Oral Communication

Mobile clinical teams for stroke and neurological handicaps in the community: a pilot project in the Ile-de-France Area

Mrs Laurence JOSSEa, Prof Philippe AZOUVIb, Prof Pascale PRADAT-DIEHLc, Prof Gilberte ROBAINd, Prof Alain YELNIKe, Dr Thierry ALBERTf, Dr Mouna BOURZAMg, Dr Jean-Benoist PEYREh, Dr Francine VAUTRINi

a Hôpital Lariboisière, Centre de ressources et de responsabilité de rééducation, b Hôpital Raymond Poincaré,, Service de Médecine Physique et de Réadaptation, c Hôpital de la Salpêtrière, Service de Médecine Physique et de Réadaptation, d Hôpital Rothschild, Service de Médecine Physique et de Réadaptation, e GH St.Louis - Lariboisière- F.Widal, Service de Médecine Physique et de Réadaptation, f Centre de Médecine Physique et de Réadaptation de Bobigny, g Hôpitaux Universitaires Paris Ouest, Site Vaugirard, Service de Gérontologie, h Centre Léon Binet, service de rééducation, Provins, i GH Intercommunal du Vexin, site d’Aincourt, service rééducation neurologique

Introduction. In December 2013 the Regional Health Agency in Ile-de-France (Paris city and surrounding districts) started an experimental project of mobile clinical teams for post-acute care and rehabilitation of serious neurological conditions such as stroke. This pilot project was organized in 8 departments. The goal was to coordinate health and social services in order to facilitate home transitions and home living maintenance for persons with disabilities, while enhancing persons’ independence.

Material/patients and methods. In this communication, we compare the organizations of these teams: their part-time team members as specialists in geriatrics or Physical Medicine and Rehabilitation, social workers, occupational therapists and secretaries; their intervention types and places (in acute or post-acute care, or in the community); the methods of referral to the teams; the tools used for evaluation, functioning and communication. Since one year, monthly global meetings of the teams have led to an harmonization of these tools and to a useful sharing of experiences.

Results. As most teams have been fully functional since September 2014, a synthesis of 6 months of activity can be drawn. The number of patients managed by each team was between 9 and 40. Main reasons for referral to the teams were assistance in the transition from hospital to home, help in home living maintenance, functional evaluations, and administrative assistance. The teams performed between 3 and 32 home visits.

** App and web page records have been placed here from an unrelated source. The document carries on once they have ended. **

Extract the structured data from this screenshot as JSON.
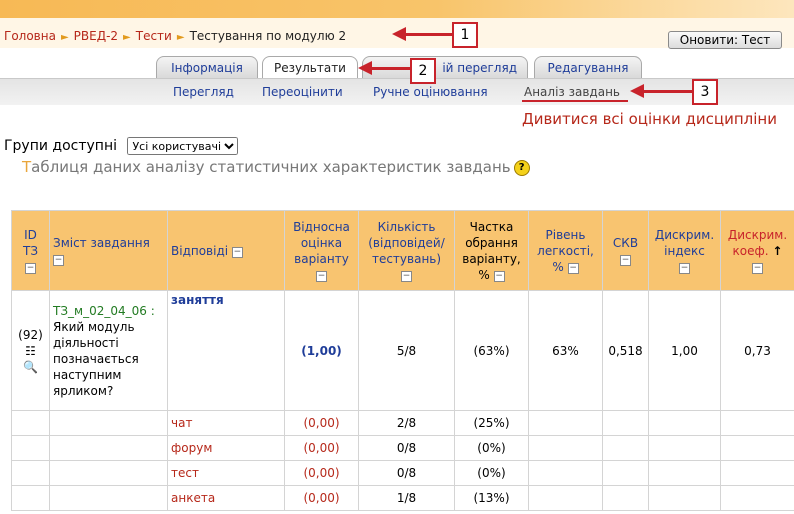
{
  "breadcrumb": {
    "items": [
      "Головна",
      "РВЕД-2",
      "Тести"
    ],
    "current": "Тестування по модулю 2",
    "separator": "►"
  },
  "update_button": "Оновити: Тест",
  "tabs": [
    "Інформація",
    "Результати",
    "Попередній перегляд",
    "Редагування"
  ],
  "tab_overlay_text": "ій перегляд",
  "subtabs": [
    "Перегляд",
    "Переоцінити",
    "Ручне оцінювання",
    "Аналіз завдань"
  ],
  "view_all_link": "Дивитися всі оцінки дисципліни",
  "groups": {
    "label": "Групи доступні",
    "selected": "Усі користувачі"
  },
  "table_title_first": "Т",
  "table_title_rest": "аблиця даних аналізу статистичних характеристик завдань",
  "help_icon": "?",
  "collapse_icon": "−",
  "sort_arrow": "↑",
  "columns": {
    "id": [
      "ID",
      "ТЗ"
    ],
    "content": "Зміст завдання",
    "answers": "Відповіді",
    "rel_grade": [
      "Відносна",
      "оцінка",
      "варіанту"
    ],
    "count": [
      "Кількість",
      "(відповідей/",
      "тестувань)"
    ],
    "share": [
      "Частка",
      "обрання",
      "варіанту,",
      "%"
    ],
    "easiness": [
      "Рівень",
      "легкості,",
      "%"
    ],
    "sd": "СКВ",
    "disc_index": [
      "Дискрим.",
      "індекс"
    ],
    "disc_coef": [
      "Дискрим.",
      "коеф."
    ]
  },
  "question": {
    "id": "(92)",
    "code": "ТЗ_м_02_04_06 :",
    "text": "Який модуль діяльності позначається наступним ярликом?",
    "easiness": "63%",
    "sd": "0,518",
    "disc_index": "1,00",
    "disc_coef": "0,73"
  },
  "answers": [
    {
      "text": "заняття",
      "grade": "(1,00)",
      "count": "5/8",
      "share": "(63%)"
    },
    {
      "text": "чат",
      "grade": "(0,00)",
      "count": "2/8",
      "share": "(25%)"
    },
    {
      "text": "форум",
      "grade": "(0,00)",
      "count": "0/8",
      "share": "(0%)"
    },
    {
      "text": "тест",
      "grade": "(0,00)",
      "count": "0/8",
      "share": "(0%)"
    },
    {
      "text": "анкета",
      "grade": "(0,00)",
      "count": "1/8",
      "share": "(13%)"
    }
  ],
  "callouts": [
    "1",
    "2",
    "3"
  ],
  "colors": {
    "annotation_red": "#c8232b",
    "header_orange": "#f8c470",
    "link_blue": "#1f3d99",
    "link_red": "#b6281a"
  }
}
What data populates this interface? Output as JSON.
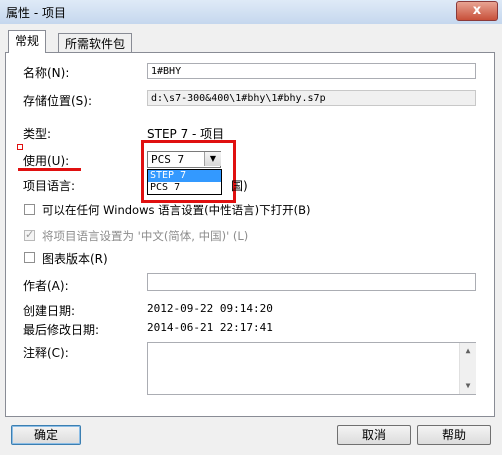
{
  "window": {
    "title": "属性 - 项目",
    "close_glyph": "x"
  },
  "tabs": [
    {
      "label": "常规"
    },
    {
      "label": "所需软件包"
    }
  ],
  "form": {
    "name_label": "名称(N):",
    "name_value": "1#BHY",
    "location_label": "存储位置(S):",
    "location_value": "d:\\s7-300&400\\1#bhy\\1#bhy.s7p",
    "type_label": "类型:",
    "type_value": "STEP 7 - 项目",
    "use_label": "使用(U):",
    "use_selected": "PCS 7",
    "use_options": [
      "STEP 7",
      "PCS 7"
    ],
    "lang_label": "项目语言:",
    "lang_value_partial": "国)",
    "check_open_any_lang": "可以在任何 Windows 语言设置(中性语言)下打开(B)",
    "check_set_lang": "将项目语言设置为 '中文(简体, 中国)' (L)",
    "check_chart_version": "图表版本(R)",
    "author_label": "作者(A):",
    "author_value": "",
    "created_label": "创建日期:",
    "created_value": "2012-09-22  09:14:20",
    "modified_label": "最后修改日期:",
    "modified_value": "2014-06-21  22:17:41",
    "comment_label": "注释(C):",
    "comment_value": ""
  },
  "buttons": {
    "ok": "确定",
    "cancel": "取消",
    "help": "帮助"
  },
  "colors": {
    "highlight_annotation": "#e01010",
    "selection": "#3399ff"
  }
}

Discussion. Through this first experiment, the added value of these mobile teams was highlighted. The multidisciplinary analysis of individual situations, which combines a functional approach to a social support, gives a comprehensive insight into the neurological handicap and its challenges at home and in the community. The acquired knowledge enables the teams to improve the management of recent stroke in preparing home transitions and to take into account the complexity of stroke-related disabilities at all ages. The limits of the interventions of these teams are related to the large geographical territories which need to be addressed, to the incomplete knowledge of care and residential possibilities, and sometimes to an under-evaluation of the medical work time required.

Keywords : Mobile clinical teams - Stroke - Return and maintaining at home